Erbium is a lanthanide element and a rare earth element. Lanthanide salts are of great importance as lewis acids in green organic chemistry because of their stability and low to moderate toxicity, especially the erbium(III) salt, which is one of the most active lanthanoid(III) derivatives. Erbium(III) salts possess the most important characteristics of green catalysts: they are cheap, easily available, allow reactions to proceed under mild conditions, and can be reused several times without time-consuming purification protocols or significant loss of activity.
The Er(III) salts can be used as homogeneous catalysts and heterogeneous catalysts. However, Er(III) salts are currently mainly used as homogeneous catalysts, and there are few reports on them as heterogeneous catalysts.
Er(III) triflate: One of the main characteristics of Erbium (III) is the ability to coordinate oxygen atom. Therefore, Er(III) triflate [Er(OTf)3] is often used as a catalyst for the conversion of epoxide. For example, the epoxide can be successfully converted directly to 1,2-diacetate by mixing the epoxide and acetic anhydride together with the catalyst erbium (III) triflate.
Er(III) chloride: The lanthanide salts play a role as lewis acids in organic chemistry, and erbium (III) chloride has a very important position in green chemistry. Various 4,5-diaminocyclopent-2-enone can be effectively prepared by using a very small amount of erbium (III) chloride hexahydrate as catalyst, Erbium (III) chloride hexahydrate is widely present in many natural and synthetic biologically active compounds, and it even can reduce the need for strict drying of experimental conditions. The reaction diagram is shown in Figure 1.
Figure 1 Erbium(III) chloride in the synthesis of trans-4,5-diaminocyclopent-2-enones
There are basically two different strategies for the conversion from homogeneous erbium catalysts to heterogeneous erbium catalysts (as shown in Figure 2), which include metals in metal-organic frameworks (MOFs) or on large surface area inorganic carriers.
Figure 2． Strategies to convert Er(III)-based homogeneous catalysts into heterogeneous catalysts

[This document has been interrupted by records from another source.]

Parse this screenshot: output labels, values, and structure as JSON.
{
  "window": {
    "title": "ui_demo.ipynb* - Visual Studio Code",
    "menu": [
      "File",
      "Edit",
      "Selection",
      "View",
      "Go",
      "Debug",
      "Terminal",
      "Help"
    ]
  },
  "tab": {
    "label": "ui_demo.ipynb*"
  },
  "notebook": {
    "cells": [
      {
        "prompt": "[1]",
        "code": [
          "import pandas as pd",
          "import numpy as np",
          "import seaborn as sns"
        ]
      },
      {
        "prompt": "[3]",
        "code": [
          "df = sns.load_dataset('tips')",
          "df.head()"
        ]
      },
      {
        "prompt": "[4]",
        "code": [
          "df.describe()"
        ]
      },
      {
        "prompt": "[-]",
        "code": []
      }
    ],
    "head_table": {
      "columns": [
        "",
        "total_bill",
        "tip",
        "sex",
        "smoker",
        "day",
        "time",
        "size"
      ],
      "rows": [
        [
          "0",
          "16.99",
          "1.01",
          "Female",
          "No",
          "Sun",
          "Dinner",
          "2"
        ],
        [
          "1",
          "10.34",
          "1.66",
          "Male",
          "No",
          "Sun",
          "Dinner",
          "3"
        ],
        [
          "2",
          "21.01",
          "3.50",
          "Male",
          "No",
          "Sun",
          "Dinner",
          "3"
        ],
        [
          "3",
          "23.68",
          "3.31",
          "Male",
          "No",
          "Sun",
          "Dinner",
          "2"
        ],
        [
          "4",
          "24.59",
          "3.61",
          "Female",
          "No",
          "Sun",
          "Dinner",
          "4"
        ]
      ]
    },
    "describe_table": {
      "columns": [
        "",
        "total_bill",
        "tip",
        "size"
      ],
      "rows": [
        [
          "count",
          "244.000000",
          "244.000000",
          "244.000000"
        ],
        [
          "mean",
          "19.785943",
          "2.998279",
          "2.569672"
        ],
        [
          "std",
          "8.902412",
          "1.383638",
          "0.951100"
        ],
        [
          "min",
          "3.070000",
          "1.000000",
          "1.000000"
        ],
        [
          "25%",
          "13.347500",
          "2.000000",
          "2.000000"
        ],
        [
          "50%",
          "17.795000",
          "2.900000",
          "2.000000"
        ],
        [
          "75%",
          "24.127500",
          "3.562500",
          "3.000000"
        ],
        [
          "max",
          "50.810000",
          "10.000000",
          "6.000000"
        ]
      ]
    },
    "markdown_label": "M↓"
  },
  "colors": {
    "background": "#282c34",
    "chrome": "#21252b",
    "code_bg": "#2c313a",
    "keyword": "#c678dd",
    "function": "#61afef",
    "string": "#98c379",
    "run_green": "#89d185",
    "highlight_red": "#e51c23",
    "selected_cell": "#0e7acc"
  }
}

Many multifunctional catalysts, especially bifunctional catalysts, are designed and applied to asymmetric catalysis to combine a metal ion (acting as lewis acid moiety) with a lewis or brønsted base in the form of an organic functional group. Just as norephedrine was first tested by Tiseni and Peters as a chiral ligand for Er(III), the tertiary amino group was inserted into an aliphatic β-amino alcohol. The greatest advantage of this catalyst is that it can be recovered and reactivated via acid/base wash, and it can be reused without any significant loss of activity.